[EXTRACTED DATA — start]

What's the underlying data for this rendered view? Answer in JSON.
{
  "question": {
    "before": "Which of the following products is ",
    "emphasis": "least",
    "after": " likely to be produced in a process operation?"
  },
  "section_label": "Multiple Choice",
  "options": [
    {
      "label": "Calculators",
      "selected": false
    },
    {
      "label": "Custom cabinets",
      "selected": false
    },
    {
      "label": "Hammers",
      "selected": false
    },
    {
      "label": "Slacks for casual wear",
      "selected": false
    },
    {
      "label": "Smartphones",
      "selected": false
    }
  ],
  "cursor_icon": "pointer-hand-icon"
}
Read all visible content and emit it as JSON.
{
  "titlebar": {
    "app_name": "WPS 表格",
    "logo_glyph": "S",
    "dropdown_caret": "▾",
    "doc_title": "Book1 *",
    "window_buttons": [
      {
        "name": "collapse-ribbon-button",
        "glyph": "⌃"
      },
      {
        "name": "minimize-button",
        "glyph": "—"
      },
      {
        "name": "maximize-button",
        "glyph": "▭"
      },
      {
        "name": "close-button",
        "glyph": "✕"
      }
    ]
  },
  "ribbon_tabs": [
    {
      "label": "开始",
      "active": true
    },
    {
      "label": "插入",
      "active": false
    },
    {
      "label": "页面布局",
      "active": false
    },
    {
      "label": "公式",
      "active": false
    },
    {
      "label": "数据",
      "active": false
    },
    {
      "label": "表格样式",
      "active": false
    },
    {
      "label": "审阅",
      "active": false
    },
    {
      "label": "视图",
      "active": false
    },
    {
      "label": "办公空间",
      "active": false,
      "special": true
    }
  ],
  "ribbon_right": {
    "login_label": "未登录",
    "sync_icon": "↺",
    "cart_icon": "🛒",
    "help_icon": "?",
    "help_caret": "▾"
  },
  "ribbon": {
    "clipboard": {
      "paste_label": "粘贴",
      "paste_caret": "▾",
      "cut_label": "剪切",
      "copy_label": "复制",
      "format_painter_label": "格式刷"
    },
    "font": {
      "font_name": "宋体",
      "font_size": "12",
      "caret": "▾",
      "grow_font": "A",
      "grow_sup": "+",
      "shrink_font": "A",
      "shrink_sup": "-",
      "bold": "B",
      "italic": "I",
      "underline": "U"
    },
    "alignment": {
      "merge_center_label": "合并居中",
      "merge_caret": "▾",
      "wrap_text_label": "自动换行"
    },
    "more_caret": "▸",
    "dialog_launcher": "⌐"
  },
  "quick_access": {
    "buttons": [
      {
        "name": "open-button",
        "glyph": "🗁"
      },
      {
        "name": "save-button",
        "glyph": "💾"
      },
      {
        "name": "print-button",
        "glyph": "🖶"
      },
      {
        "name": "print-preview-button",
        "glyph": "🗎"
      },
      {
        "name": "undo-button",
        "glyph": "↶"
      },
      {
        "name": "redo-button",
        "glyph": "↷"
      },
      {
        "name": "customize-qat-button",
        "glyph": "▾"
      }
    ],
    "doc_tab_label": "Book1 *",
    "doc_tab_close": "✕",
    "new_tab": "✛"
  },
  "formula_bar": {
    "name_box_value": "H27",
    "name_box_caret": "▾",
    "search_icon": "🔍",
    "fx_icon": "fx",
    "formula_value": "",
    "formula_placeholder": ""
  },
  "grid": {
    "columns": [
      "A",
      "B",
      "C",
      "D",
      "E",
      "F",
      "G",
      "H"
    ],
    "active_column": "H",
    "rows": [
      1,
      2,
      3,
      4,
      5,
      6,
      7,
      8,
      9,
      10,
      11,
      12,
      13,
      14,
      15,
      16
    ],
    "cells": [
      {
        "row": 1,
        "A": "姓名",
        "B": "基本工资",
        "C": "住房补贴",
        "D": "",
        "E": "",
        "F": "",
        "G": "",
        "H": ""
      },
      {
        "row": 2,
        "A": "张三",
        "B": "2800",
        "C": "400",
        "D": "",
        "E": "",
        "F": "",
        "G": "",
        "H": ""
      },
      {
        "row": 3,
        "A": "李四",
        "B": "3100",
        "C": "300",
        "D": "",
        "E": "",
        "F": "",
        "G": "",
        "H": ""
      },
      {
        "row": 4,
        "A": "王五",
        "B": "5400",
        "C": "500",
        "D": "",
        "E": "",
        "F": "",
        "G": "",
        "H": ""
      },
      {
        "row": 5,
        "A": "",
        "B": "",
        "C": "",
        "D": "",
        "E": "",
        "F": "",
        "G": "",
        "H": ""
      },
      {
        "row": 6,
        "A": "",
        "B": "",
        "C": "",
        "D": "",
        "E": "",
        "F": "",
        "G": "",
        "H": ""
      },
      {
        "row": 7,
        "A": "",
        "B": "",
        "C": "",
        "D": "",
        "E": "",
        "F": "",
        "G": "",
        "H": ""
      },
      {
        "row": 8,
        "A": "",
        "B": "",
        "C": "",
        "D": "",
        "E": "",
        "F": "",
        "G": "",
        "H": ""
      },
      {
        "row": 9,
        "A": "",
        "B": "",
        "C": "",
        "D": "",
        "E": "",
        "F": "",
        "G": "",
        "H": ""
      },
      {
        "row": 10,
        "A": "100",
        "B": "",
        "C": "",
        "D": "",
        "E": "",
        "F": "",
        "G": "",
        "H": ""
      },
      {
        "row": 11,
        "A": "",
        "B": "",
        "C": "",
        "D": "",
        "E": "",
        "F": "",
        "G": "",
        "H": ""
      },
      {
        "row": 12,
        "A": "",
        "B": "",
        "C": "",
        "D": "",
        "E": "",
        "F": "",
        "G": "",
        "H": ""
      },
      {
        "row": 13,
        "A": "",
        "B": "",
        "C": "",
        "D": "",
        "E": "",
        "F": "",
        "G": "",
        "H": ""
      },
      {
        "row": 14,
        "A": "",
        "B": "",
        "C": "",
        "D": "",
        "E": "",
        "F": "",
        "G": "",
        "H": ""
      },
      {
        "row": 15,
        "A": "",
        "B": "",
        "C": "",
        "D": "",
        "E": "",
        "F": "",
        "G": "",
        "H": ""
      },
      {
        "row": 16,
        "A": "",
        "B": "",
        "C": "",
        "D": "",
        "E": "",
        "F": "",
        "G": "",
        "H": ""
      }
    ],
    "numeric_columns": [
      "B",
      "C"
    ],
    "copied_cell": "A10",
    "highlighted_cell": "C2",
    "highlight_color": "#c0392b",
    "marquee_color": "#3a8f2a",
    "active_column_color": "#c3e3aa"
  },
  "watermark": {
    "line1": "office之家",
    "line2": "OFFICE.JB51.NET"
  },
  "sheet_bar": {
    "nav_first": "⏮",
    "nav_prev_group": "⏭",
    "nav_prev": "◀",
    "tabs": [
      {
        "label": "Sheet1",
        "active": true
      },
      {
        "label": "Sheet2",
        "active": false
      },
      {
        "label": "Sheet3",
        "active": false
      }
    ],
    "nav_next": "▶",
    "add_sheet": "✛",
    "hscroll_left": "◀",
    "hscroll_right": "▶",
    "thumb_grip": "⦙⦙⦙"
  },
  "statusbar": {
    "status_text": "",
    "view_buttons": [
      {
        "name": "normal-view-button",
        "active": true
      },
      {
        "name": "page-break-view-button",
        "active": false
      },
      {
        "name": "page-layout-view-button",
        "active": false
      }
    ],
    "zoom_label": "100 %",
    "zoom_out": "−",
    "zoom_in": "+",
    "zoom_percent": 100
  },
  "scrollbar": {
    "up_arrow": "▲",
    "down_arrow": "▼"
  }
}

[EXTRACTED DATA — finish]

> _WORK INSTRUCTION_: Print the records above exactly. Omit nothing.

> _OUTPUT OF THE EXERCISE_:
What's the underlying data for this rendered view? Answer in JSON.
{
  "question": {
    "before": "Which of the following products is ",
    "emphasis": "least",
    "after": " likely to be produced in a process operation?"
  },
  "section_label": "Multiple Choice",
  "options": [
    {
      "label": "Calculators",
      "selected": false
    },
    {
      "label": "Custom cabinets",
      "selected": false
    },
    {
      "label": "Hammers",
      "selected": false
    },
    {
      "label": "Slacks for casual wear",
      "selected": false
    },
    {
      "label": "Smartphones",
      "selected": false
    }
  ],
  "cursor_icon": "pointer-hand-icon"
}
Read all visible content and emit it as JSON.
{
  "titlebar": {
    "app_name": "WPS 表格",
    "logo_glyph": "S",
    "dropdown_caret": "▾",
    "doc_title": "Book1 *",
    "window_buttons": [
      {
        "name": "collapse-ribbon-button",
        "glyph": "⌃"
      },
      {
        "name": "minimize-button",
        "glyph": "—"
      },
      {
        "name": "maximize-button",
        "glyph": "▭"
      },
      {
        "name": "close-button",
        "glyph": "✕"
      }
    ]
  },
  "ribbon_tabs": [
    {
      "label": "开始",
      "active": true
    },
    {
      "label": "插入",
      "active": false
    },
    {
      "label": "页面布局",
      "active": false
    },
    {
      "label": "公式",
      "active": false
    },
    {
      "label": "数据",
      "active": false
    },
    {
      "label": "表格样式",
      "active": false
    },
    {
      "label": "审阅",
      "active": false
    },
    {
      "label": "视图",
      "active": false
    },
    {
      "label": "办公空间",
      "active": false,
      "special": true
    }
  ],
  "ribbon_right": {
    "login_label": "未登录",
    "sync_icon": "↺",
    "cart_icon": "🛒",
    "help_icon": "?",
    "help_caret": "▾"
  },
  "ribbon": {
    "clipboard": {
      "paste_label": "粘贴",
      "paste_caret": "▾",
      "cut_label": "剪切",
      "copy_label": "复制",
      "format_painter_label": "格式刷"
    },
    "font": {
      "font_name": "宋体",
      "font_size": "12",
      "caret": "▾",
      "grow_font": "A",
      "grow_sup": "+",
      "shrink_font": "A",
      "shrink_sup": "-",
      "bold": "B",
      "italic": "I",
      "underline": "U"
    },
    "alignment": {
      "merge_center_label": "合并居中",
      "merge_caret": "▾",
      "wrap_text_label": "自动换行"
    },
    "more_caret": "▸",
    "dialog_launcher": "⌐"
  },
  "quick_access": {
    "buttons": [
      {
        "name": "open-button",
        "glyph": "🗁"
      },
      {
        "name": "save-button",
        "glyph": "💾"
      },
      {
        "name": "print-button",
        "glyph": "🖶"
      },
      {
        "name": "print-preview-button",
        "glyph": "🗎"
      },
      {
        "name": "undo-button",
        "glyph": "↶"
      },
      {
        "name": "redo-button",
        "glyph": "↷"
      },
      {
        "name": "customize-qat-button",
        "glyph": "▾"
      }
    ],
    "doc_tab_label": "Book1 *",
    "doc_tab_close": "✕",
    "new_tab": "✛"
  },
  "formula_bar": {
    "name_box_value": "H27",
    "name_box_caret": "▾",
    "search_icon": "🔍",
    "fx_icon": "fx",
    "formula_value": "",
    "formula_placeholder": ""
  },
  "grid": {
    "columns": [
      "A",
      "B",
      "C",
      "D",
      "E",
      "F",
      "G",
      "H"
    ],
    "active_column": "H",
    "rows": [
      1,
      2,
      3,
      4,
      5,
      6,
      7,
      8,
      9,
      10,
      11,
      12,
      13,
      14,
      15,
      16
    ],
    "cells": [
      {
        "row": 1,
        "A": "姓名",
        "B": "基本工资",
        "C": "住房补贴",
        "D": "",
        "E": "",
        "F": "",
        "G": "",
        "H": ""
      },
      {
        "row": 2,
        "A": "张三",
        "B": "2800",
        "C": "400",
        "D": "",
        "E": "",
        "F": "",
        "G": "",
        "H": ""
      },
      {
        "row": 3,
        "A": "李四",
        "B": "3100",
        "C": "300",
        "D": "",
        "E": "",
        "F": "",
        "G": "",
        "H": ""
      },
      {
        "row": 4,
        "A": "王五",
        "B": "5400",
        "C": "500",
        "D": "",
        "E": "",
        "F": "",
        "G": "",
        "H": ""
      },
      {
        "row": 5,
        "A": "",
        "B": "",
        "C": "",
        "D": "",
        "E": "",
        "F": "",
        "G": "",
        "H": ""
      },
      {
        "row": 6,
        "A": "",
        "B": "",
        "C": "",
        "D": "",
        "E": "",
        "F": "",
        "G": "",
        "H": ""
      },
      {
        "row": 7,
        "A": "",
        "B": "",
        "C": "",
        "D": "",
        "E": "",
        "F": "",
        "G": "",
        "H": ""
      },
      {
        "row": 8,
        "A": "",
        "B": "",
        "C": "",
        "D": "",
        "E": "",
        "F": "",
        "G": "",
        "H": ""
      },
      {
        "row": 9,
        "A": "",
        "B": "",
        "C": "",
        "D": "",
        "E": "",
        "F": "",
        "G": "",
        "H": ""
      },
      {
        "row": 10,
        "A": "100",
        "B": "",
        "C": "",
        "D": "",
        "E": "",
        "F": "",
        "G": "",
        "H": ""
      },
      {
        "row": 11,
        "A": "",
        "B": "",
        "C": "",
        "D": "",
        "E": "",
        "F": "",
        "G": "",
        "H": ""
      },
      {
        "row": 12,
        "A": "",
        "B": "",
        "C": "",
        "D": "",
        "E": "",
        "F": "",
        "G": "",
        "H": ""
      },
      {
        "row": 13,
        "A": "",
        "B": "",
        "C": "",
        "D": "",
        "E": "",
        "F": "",
        "G": "",
        "H": ""
      },
      {
        "row": 14,
        "A": "",
        "B": "",
        "C": "",
        "D": "",
        "E": "",
        "F": "",
        "G": "",
        "H": ""
      },
      {
        "row": 15,
        "A": "",
        "B": "",
        "C": "",
        "D": "",
        "E": "",
        "F": "",
        "G": "",
        "H": ""
      },
      {
        "row": 16,
        "A": "",
        "B": "",
        "C": "",
        "D": "",
        "E": "",
        "F": "",
        "G": "",
        "H": ""
      }
    ],
    "numeric_columns": [
      "B",
      "C"
    ],
    "copied_cell": "A10",
    "highlighted_cell": "C2",
    "highlight_color": "#c0392b",
    "marquee_color": "#3a8f2a",
    "active_column_color": "#c3e3aa"
  },
  "watermark": {
    "line1": "office之家",
    "line2": "OFFICE.JB51.NET"
  },
  "sheet_bar": {
    "nav_first": "⏮",
    "nav_prev_group": "⏭",
    "nav_prev": "◀",
    "tabs": [
      {
        "label": "Sheet1",
        "active": true
      },
      {
        "label": "Sheet2",
        "active": false
      },
      {
        "label": "Sheet3",
        "active": false
      }
    ],
    "nav_next": "▶",
    "add_sheet": "✛",
    "hscroll_left": "◀",
    "hscroll_right": "▶",
    "thumb_grip": "⦙⦙⦙"
  },
  "statusbar": {
    "status_text": "",
    "view_buttons": [
      {
        "name": "normal-view-button",
        "active": true
      },
      {
        "name": "page-break-view-button",
        "active": false
      },
      {
        "name": "page-layout-view-button",
        "active": false
      }
    ],
    "zoom_label": "100 %",
    "zoom_out": "−",
    "zoom_in": "+",
    "zoom_percent": 100
  },
  "scrollbar": {
    "up_arrow": "▲",
    "down_arrow": "▼"
  }
}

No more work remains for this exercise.